It's easy to see that the homomorphism $\psi: \mathrm{Aff}(\mathbb{F}_q) \rightarrow \mathbb F^{*}_q$ defined by $\begin{pmatrix} a&b\\ 0&1\\ \end{pmatrix} \mapsto a$ describes some normal subgroups. Every subgroup H of $\mathbb F^{*}_q$ (which is cyclic of order q-1) is normal in $\mathbb F^{*}_q$, so we get a normal subgroup of $\mathrm{Aff}(\mathbb{F}_q)$ by taking the inverse image of H: the group of matrices \begin{Bmatrix} \begin{pmatrix} a&b\\ 0&1\\ \end{pmatrix} \colon a \in H, b \in \mathbb{F_q} \end{Bmatrix} where $H \trianglelefteq \mathbb F^{*}_q \simeq \mathbb{Z_{q-1}}$.

Is that full description?

$\endgroup$
  • $\begingroup$ Yes, apart from the trivial subgroup, all normal subgroups are of that form. $\endgroup$ – Derek Holt May 29 '17 at 20:49
  • $\begingroup$ @DarekHolt I'm sorry, how to show that there are not other subgroups? $\endgroup$ – user272816 May 29 '17 at 20:54
0
$\begingroup$

Note that $K:=\ker \psi = \{ \left( \begin{array}{cc}1&b\\0&1 \end{array}\right):b \in {\mathbb F}_q \}$. Also $$\left( \begin{array}{cc}a&0\\0&1 \end{array}\right)\left( \begin{array}{cc}1&b\\0&1 \end{array}\right)\left( \begin{array}{cc}a&0\\0&1 \end{array}\right)^{-1}=\left(\begin{array}{cc}1&ab\\0&1 \end{array}\right)$$ so all nontrivial elements of $K$ are conjugate in $G := {\rm Aff}({\mathbb F}_q)$. So $[G,G] = K$.

Now let any $N$ be any nontrivial normal subgroup of $G$ and let $g \in N \setminus \{1\}$. Since $Z(G)=1$, there exists $h \in G$ with $[g,h] \ne 1$ and $[g,h] \in [G,G] = K$. Hence $K \le N$, and so $N$ is the inverse image under $\psi$ of a subgroup of ${\mathbb F}_q^*$.

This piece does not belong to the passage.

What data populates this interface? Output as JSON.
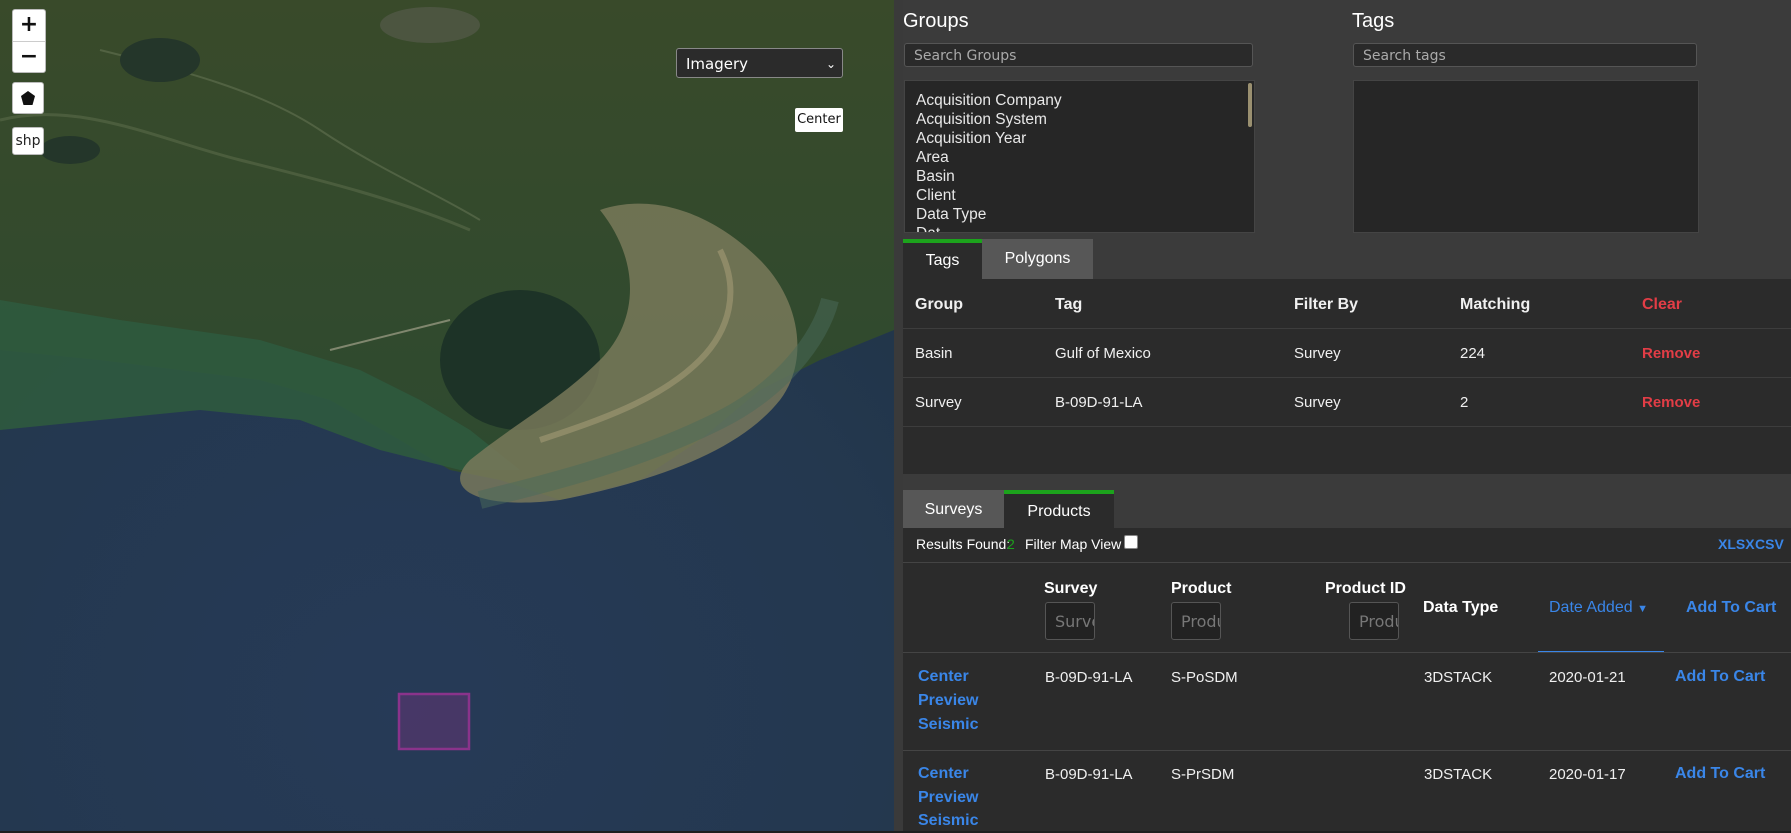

$\endgroup$
  • $\begingroup$ Sorry, but the product of such matrices is [1 a^{-1}b] [0 1 ] $\endgroup$ – user272816 May 29 '17 at 23:10
  • $\begingroup$ Corrected (although that wouldn't affect the argument). $\endgroup$ – Derek Holt May 30 '17 at 7:34
  • $\begingroup$ @DarekHolt Sorry, but > there exists h \in G with... do you mean there exists h \in N ? $\endgroup$ – user272816 May 30 '17 at 22:19
  • $\begingroup$ No, $g$ was supposed to be in $N$ - i've edited it. $\endgroup$ – Derek Holt May 31 '17 at 8:56
  • $\begingroup$ @DarekHolt I'm sorry, could you explain please, why does [G,G] \leq N? We showed that [N,G] \leq N because we chose g from N. $\endgroup$ – user272816 Jun 26 '17 at 21:16

Your Answer

By clicking “Post Your Answer”, you agree to our terms of service, privacy policy and cookie policy